EXERCISE REQUIREMENTS | Write out exactly the lines running from the one with "Decode this image" to the end of the data, including both of those lines and excluding pictures.

[Dataset entries]
○ ○ ○ ○ ○ ○ ○
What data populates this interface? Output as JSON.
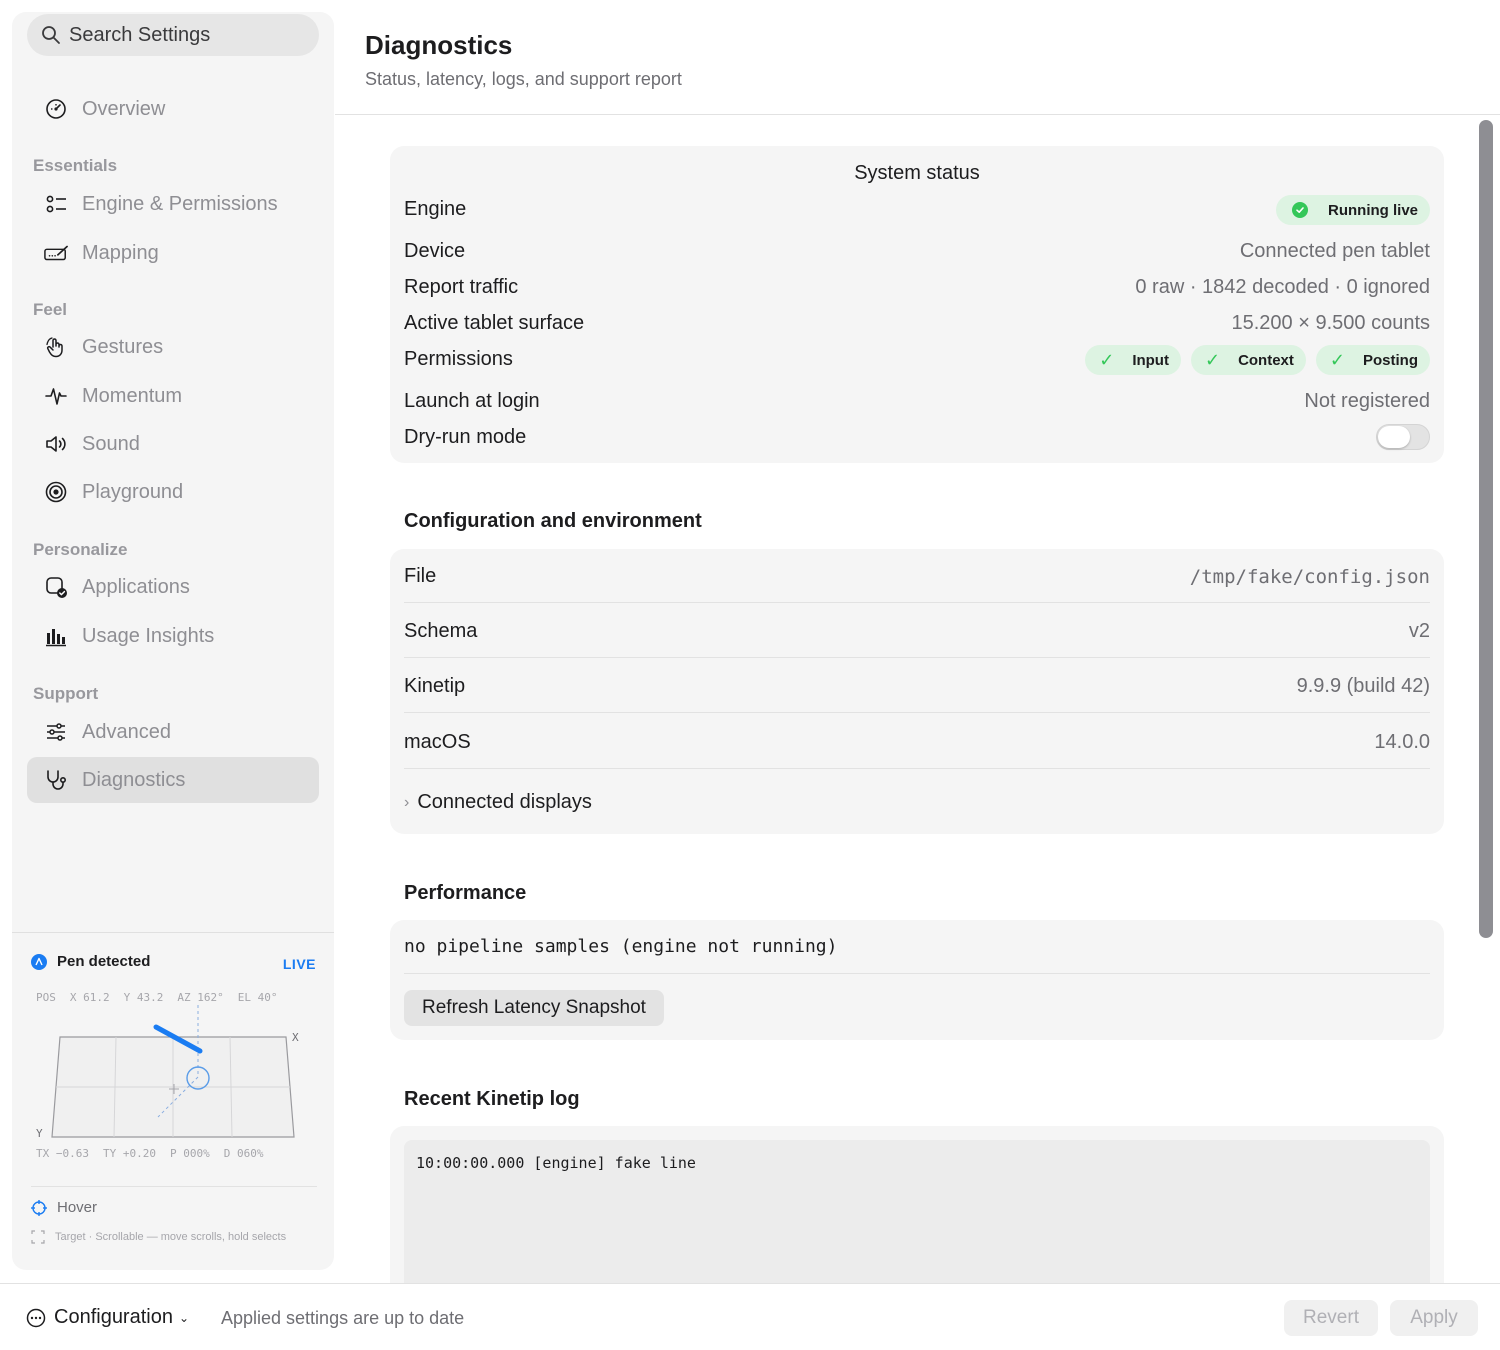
{
  "sidebar": {
    "search_placeholder": "Search Settings",
    "overview": "Overview",
    "sections": {
      "essentials": "Essentials",
      "feel": "Feel",
      "personalize": "Personalize",
      "support": "Support"
    },
    "items": {
      "engine_permissions": "Engine & Permissions",
      "mapping": "Mapping",
      "gestures": "Gestures",
      "momentum": "Momentum",
      "sound": "Sound",
      "playground": "Playground",
      "applications": "Applications",
      "usage_insights": "Usage Insights",
      "advanced": "Advanced",
      "diagnostics": "Diagnostics"
    },
    "active_item": "Diagnostics",
    "pen": {
      "title": "Pen detected",
      "live": "LIVE",
      "pos": "POS",
      "x": "X 61.2",
      "y": "Y 43.2",
      "az": "AZ 162°",
      "el": "EL 40°",
      "tx": "TX −0.63",
      "ty": "TY +0.20",
      "p": "P 000%",
      "d": "D 060%",
      "axis_x": "X",
      "axis_y": "Y",
      "hover": "Hover",
      "target": "Target · Scrollable — move scrolls, hold selects"
    }
  },
  "header": {
    "title": "Diagnostics",
    "subtitle": "Status, latency, logs, and support report"
  },
  "system_status": {
    "title": "System status",
    "engine_label": "Engine",
    "engine_value": "Running live",
    "device_label": "Device",
    "device_value": "Connected pen tablet",
    "traffic_label": "Report traffic",
    "traffic_value": "0 raw · 1842 decoded · 0 ignored",
    "surface_label": "Active tablet surface",
    "surface_value": "15.200 × 9.500 counts",
    "permissions_label": "Permissions",
    "permissions": [
      "Input",
      "Context",
      "Posting"
    ],
    "launch_label": "Launch at login",
    "launch_value": "Not registered",
    "dryrun_label": "Dry-run mode",
    "dryrun_on": false
  },
  "config_env": {
    "heading": "Configuration and environment",
    "file_label": "File",
    "file_value": "/tmp/fake/config.json",
    "schema_label": "Schema",
    "schema_value": "v2",
    "kinetip_label": "Kinetip",
    "kinetip_value": "9.9.9 (build 42)",
    "macos_label": "macOS",
    "macos_value": "14.0.0",
    "displays_label": "Connected displays"
  },
  "performance": {
    "heading": "Performance",
    "text": "no pipeline samples (engine not running)",
    "refresh_label": "Refresh Latency Snapshot"
  },
  "log": {
    "heading": "Recent Kinetip log",
    "lines": [
      "10:00:00.000 [engine] fake line"
    ]
  },
  "footer": {
    "config_label": "Configuration",
    "status": "Applied settings are up to date",
    "revert": "Revert",
    "apply": "Apply"
  },
  "colors": {
    "accent": "#1a7cf2",
    "success": "#34c759",
    "pill_bg": "#ddf3e2"
  }
}
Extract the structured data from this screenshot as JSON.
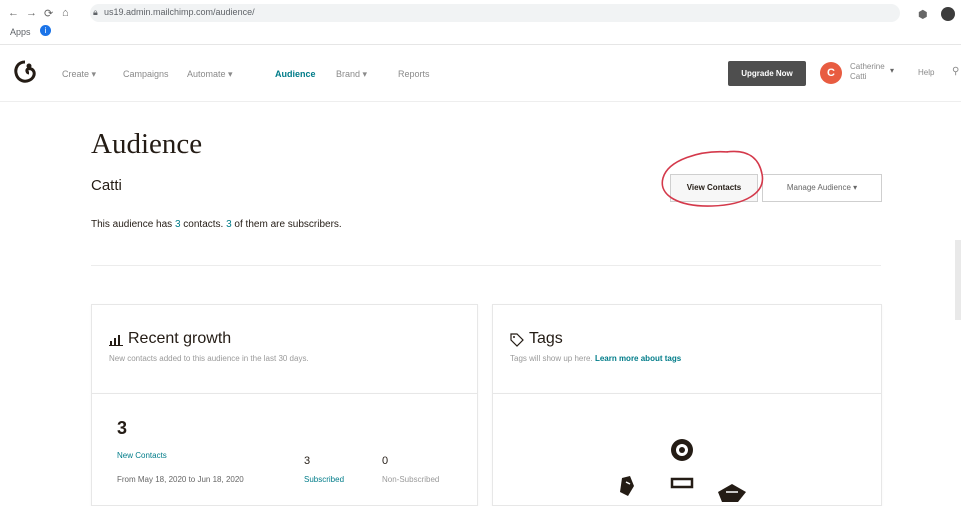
{
  "browser": {
    "back": "←",
    "forward": "→",
    "reload": "⟳",
    "home": "⌂",
    "url": "us19.admin.mailchimp.com/audience/",
    "bookmark_apps": "Apps"
  },
  "header": {
    "nav": [
      {
        "label": "Create ▾"
      },
      {
        "label": "Campaigns"
      },
      {
        "label": "Automate ▾"
      },
      {
        "label": "Audience"
      },
      {
        "label": "Brand ▾"
      },
      {
        "label": "Reports"
      }
    ],
    "upgrade_label": "Upgrade Now",
    "avatar_initial": "C",
    "user_name": "Catherine Catti",
    "help_label": "Help"
  },
  "page": {
    "title": "Audience",
    "audience_name": "Catti",
    "summary": {
      "prefix": "This audience has ",
      "contacts": "3",
      "middle": " contacts. ",
      "subscribers": "3",
      "suffix": " of them are subscribers."
    },
    "view_contacts_label": "View Contacts",
    "manage_audience_label": "Manage Audience ▾"
  },
  "growth": {
    "icon": "bar-chart-icon",
    "title": "Recent growth",
    "subtitle": "New contacts added to this audience in the last 30 days.",
    "new_contacts_count": "3",
    "new_contacts_label": "New Contacts",
    "date_range": "From May 18, 2020 to Jun 18, 2020",
    "subscribed_count": "3",
    "subscribed_label": "Subscribed",
    "non_subscribed_count": "0",
    "non_subscribed_label": "Non-Subscribed"
  },
  "tags": {
    "icon": "tag-icon",
    "title": "Tags",
    "subtitle": "Tags will show up here. ",
    "learn_more": "Learn more about tags"
  },
  "colors": {
    "accent": "#007c89",
    "upgrade": "#4e4e4e",
    "avatar": "#e85c41",
    "annotation": "#d4394b"
  }
}
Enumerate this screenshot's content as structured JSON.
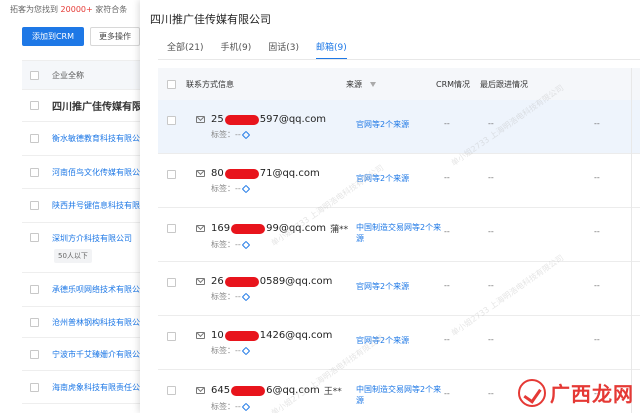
{
  "background": {
    "head_prefix": "拓客为您找到",
    "head_count": "20000+",
    "head_suffix": "家符合条",
    "add_crm": "添加到CRM",
    "more_ops": "更多操作",
    "column_company": "企业全称",
    "rows": [
      {
        "name": "四川推广佳传媒有限"
      },
      {
        "name": "衡水敏德教育科技有限公"
      },
      {
        "name": "河南佰鸟文化传媒有限公"
      },
      {
        "name": "陕西井号键信息科技有限公"
      },
      {
        "name": "深圳方介科技有限公司",
        "tag": "50人以下"
      },
      {
        "name": "承德乐呗网络技术有限公"
      },
      {
        "name": "沧州普林钢构科技有限公"
      },
      {
        "name": "宁波市千艾臻姗介有限公"
      },
      {
        "name": "海南虎象科技有限责任公"
      }
    ]
  },
  "drawer": {
    "title": "四川推广佳传媒有限公司",
    "tabs": [
      {
        "label": "全部(21)"
      },
      {
        "label": "手机(9)"
      },
      {
        "label": "固话(3)"
      },
      {
        "label": "邮箱(9)",
        "active": true
      }
    ],
    "columns": {
      "contact": "联系方式信息",
      "source": "来源",
      "crm": "CRM情况",
      "follow": "最后跟进情况"
    },
    "tag_label": "标签：--",
    "rows": [
      {
        "email_pre": "25",
        "email_post": "597@qq.com",
        "holder": "",
        "source": "官网等2个来源",
        "crm": "--",
        "follow": "--",
        "fourth": "--",
        "selected": true
      },
      {
        "email_pre": "80",
        "email_post": "71@qq.com",
        "holder": "",
        "source": "官网等2个来源",
        "crm": "--",
        "follow": "--",
        "fourth": "--"
      },
      {
        "email_pre": "169",
        "email_post": "99@qq.com",
        "holder": "蒲**",
        "source": "中国制造交易网等2个来源",
        "crm": "--",
        "follow": "--",
        "fourth": "--"
      },
      {
        "email_pre": "26",
        "email_post": "0589@qq.com",
        "holder": "",
        "source": "官网等2个来源",
        "crm": "--",
        "follow": "--",
        "fourth": "--"
      },
      {
        "email_pre": "10",
        "email_post": "1426@qq.com",
        "holder": "",
        "source": "官网等2个来源",
        "crm": "--",
        "follow": "--",
        "fourth": "--"
      },
      {
        "email_pre": "645",
        "email_post": "6@qq.com",
        "holder": "王**",
        "source": "中国制造交易网等2个来源",
        "crm": "--",
        "follow": "--",
        "fourth": "--"
      }
    ]
  },
  "logo": {
    "text": "广西龙网"
  },
  "colors": {
    "primary": "#1e78e6",
    "highlight": "#e53935",
    "redaction": "#e8141c"
  }
}
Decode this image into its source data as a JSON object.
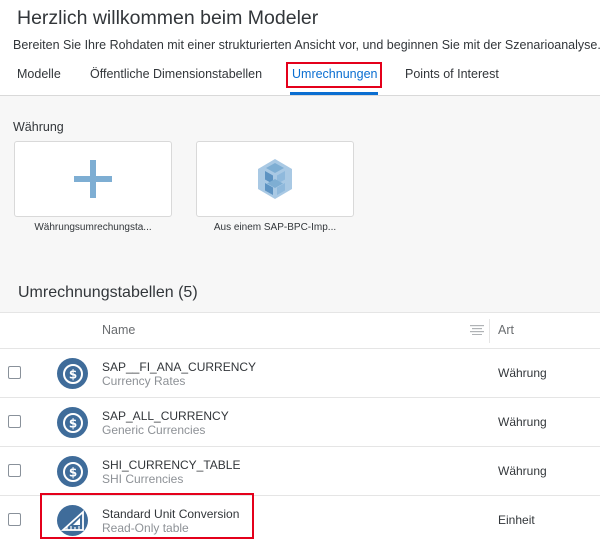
{
  "header": {
    "title": "Herzlich willkommen beim Modeler",
    "subtitle": "Bereiten Sie Ihre Rohdaten mit einer strukturierten Ansicht vor, und beginnen Sie mit der Szenarioanalyse."
  },
  "tabs": [
    {
      "label": "Modelle"
    },
    {
      "label": "Öffentliche Dimensionstabellen"
    },
    {
      "label": "Umrechnungen",
      "active": true
    },
    {
      "label": "Points of Interest"
    }
  ],
  "currency_section": {
    "label": "Währung",
    "tiles": [
      {
        "caption": "Währungsumrechungsta...",
        "icon": "plus-icon"
      },
      {
        "caption": "Aus einem SAP-BPC-Imp...",
        "icon": "cube-icon"
      }
    ]
  },
  "table": {
    "title": "Umrechnungstabellen (5)",
    "columns": {
      "name": "Name",
      "type": "Art"
    },
    "rows": [
      {
        "name": "SAP__FI_ANA_CURRENCY",
        "description": "Currency Rates",
        "type": "Währung",
        "icon": "currency-icon"
      },
      {
        "name": "SAP_ALL_CURRENCY",
        "description": "Generic Currencies",
        "type": "Währung",
        "icon": "currency-icon"
      },
      {
        "name": "SHI_CURRENCY_TABLE",
        "description": "SHI Currencies",
        "type": "Währung",
        "icon": "currency-icon"
      },
      {
        "name": "Standard Unit Conversion",
        "description": "Read-Only table",
        "type": "Einheit",
        "icon": "unit-conversion-icon"
      }
    ]
  },
  "colors": {
    "accent": "#0a6ed1",
    "highlight": "#e4001b",
    "icon_bg": "#3f6c9a",
    "tile_icon": "#7eaed3"
  }
}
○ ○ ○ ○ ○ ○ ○
RESULT |
Decode this image into its source data as a JSON object.
{
  "header": {
    "title": "Herzlich willkommen beim Modeler",
    "subtitle": "Bereiten Sie Ihre Rohdaten mit einer strukturierten Ansicht vor, und beginnen Sie mit der Szenarioanalyse."
  },
  "tabs": [
    {
      "label": "Modelle"
    },
    {
      "label": "Öffentliche Dimensionstabellen"
    },
    {
      "label": "Umrechnungen",
      "active": true
    },
    {
      "label": "Points of Interest"
    }
  ],
  "currency_section": {
    "label": "Währung",
    "tiles": [
      {
        "caption": "Währungsumrechungsta...",
        "icon": "plus-icon"
      },
      {
        "caption": "Aus einem SAP-BPC-Imp...",
        "icon": "cube-icon"
      }
    ]
  },
  "table": {
    "title": "Umrechnungstabellen (5)",
    "columns": {
      "name": "Name",
      "type": "Art"
    },
    "rows": [
      {
        "name": "SAP__FI_ANA_CURRENCY",
        "description": "Currency Rates",
        "type": "Währung",
        "icon": "currency-icon"
      },
      {
        "name": "SAP_ALL_CURRENCY",
        "description": "Generic Currencies",
        "type": "Währung",
        "icon": "currency-icon"
      },
      {
        "name": "SHI_CURRENCY_TABLE",
        "description": "SHI Currencies",
        "type": "Währung",
        "icon": "currency-icon"
      },
      {
        "name": "Standard Unit Conversion",
        "description": "Read-Only table",
        "type": "Einheit",
        "icon": "unit-conversion-icon"
      }
    ]
  },
  "colors": {
    "accent": "#0a6ed1",
    "highlight": "#e4001b",
    "icon_bg": "#3f6c9a",
    "tile_icon": "#7eaed3"
  }
}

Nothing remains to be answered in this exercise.